(Interface dataset entries)
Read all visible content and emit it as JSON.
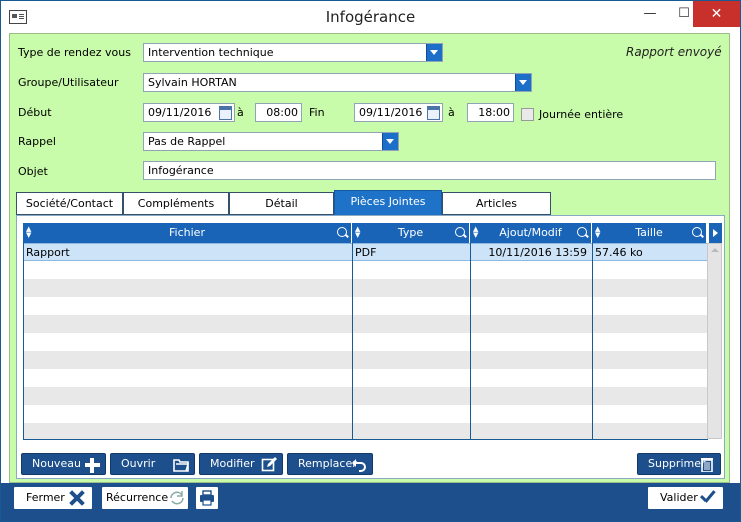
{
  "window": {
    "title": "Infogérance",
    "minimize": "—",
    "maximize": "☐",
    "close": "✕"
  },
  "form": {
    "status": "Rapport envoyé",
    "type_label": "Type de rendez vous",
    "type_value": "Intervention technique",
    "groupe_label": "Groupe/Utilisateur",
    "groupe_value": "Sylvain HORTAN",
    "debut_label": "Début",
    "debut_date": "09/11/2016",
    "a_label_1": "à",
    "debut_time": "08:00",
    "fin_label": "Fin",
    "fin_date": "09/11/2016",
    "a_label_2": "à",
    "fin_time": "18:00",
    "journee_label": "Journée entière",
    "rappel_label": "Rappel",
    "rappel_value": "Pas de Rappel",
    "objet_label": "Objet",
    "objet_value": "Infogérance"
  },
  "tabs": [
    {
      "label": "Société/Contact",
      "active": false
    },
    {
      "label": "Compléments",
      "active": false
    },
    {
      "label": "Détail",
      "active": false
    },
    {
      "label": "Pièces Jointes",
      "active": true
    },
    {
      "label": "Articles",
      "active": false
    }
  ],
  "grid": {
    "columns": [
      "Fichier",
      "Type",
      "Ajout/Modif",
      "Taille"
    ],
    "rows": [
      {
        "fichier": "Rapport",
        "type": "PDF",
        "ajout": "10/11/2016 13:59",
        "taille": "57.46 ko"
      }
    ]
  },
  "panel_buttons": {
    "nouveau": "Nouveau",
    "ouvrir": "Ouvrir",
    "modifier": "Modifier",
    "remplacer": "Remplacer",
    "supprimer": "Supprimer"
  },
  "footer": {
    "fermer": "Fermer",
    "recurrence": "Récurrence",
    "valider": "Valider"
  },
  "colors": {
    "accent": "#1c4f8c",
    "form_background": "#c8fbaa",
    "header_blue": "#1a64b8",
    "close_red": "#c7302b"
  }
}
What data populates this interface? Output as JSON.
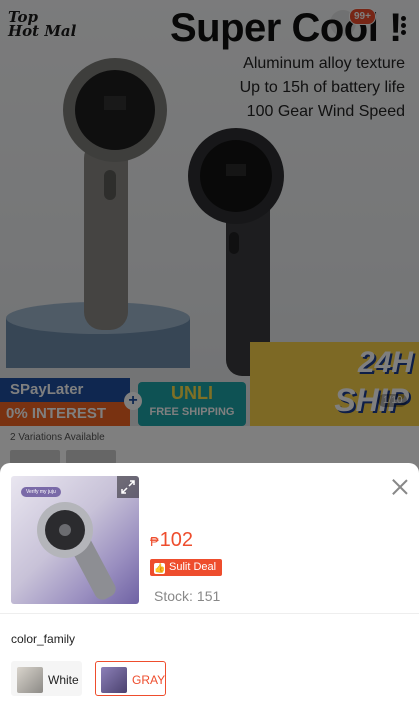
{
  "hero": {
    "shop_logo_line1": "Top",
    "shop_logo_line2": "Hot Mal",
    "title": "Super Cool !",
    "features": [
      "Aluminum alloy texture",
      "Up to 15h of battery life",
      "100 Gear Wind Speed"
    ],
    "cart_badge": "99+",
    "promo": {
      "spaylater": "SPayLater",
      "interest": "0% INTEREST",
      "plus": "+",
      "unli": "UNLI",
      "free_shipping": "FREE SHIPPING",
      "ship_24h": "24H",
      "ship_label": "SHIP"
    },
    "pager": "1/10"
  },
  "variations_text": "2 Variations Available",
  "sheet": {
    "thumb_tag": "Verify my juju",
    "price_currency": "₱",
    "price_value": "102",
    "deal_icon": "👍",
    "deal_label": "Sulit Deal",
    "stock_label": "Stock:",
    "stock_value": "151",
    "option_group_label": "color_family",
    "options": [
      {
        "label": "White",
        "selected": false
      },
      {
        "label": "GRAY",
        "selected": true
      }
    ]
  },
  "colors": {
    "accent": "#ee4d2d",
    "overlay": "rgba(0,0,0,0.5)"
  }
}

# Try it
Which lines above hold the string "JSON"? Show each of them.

# Answer space
Read all visible content and emit it as JSON.
What data populates this interface? Output as JSON.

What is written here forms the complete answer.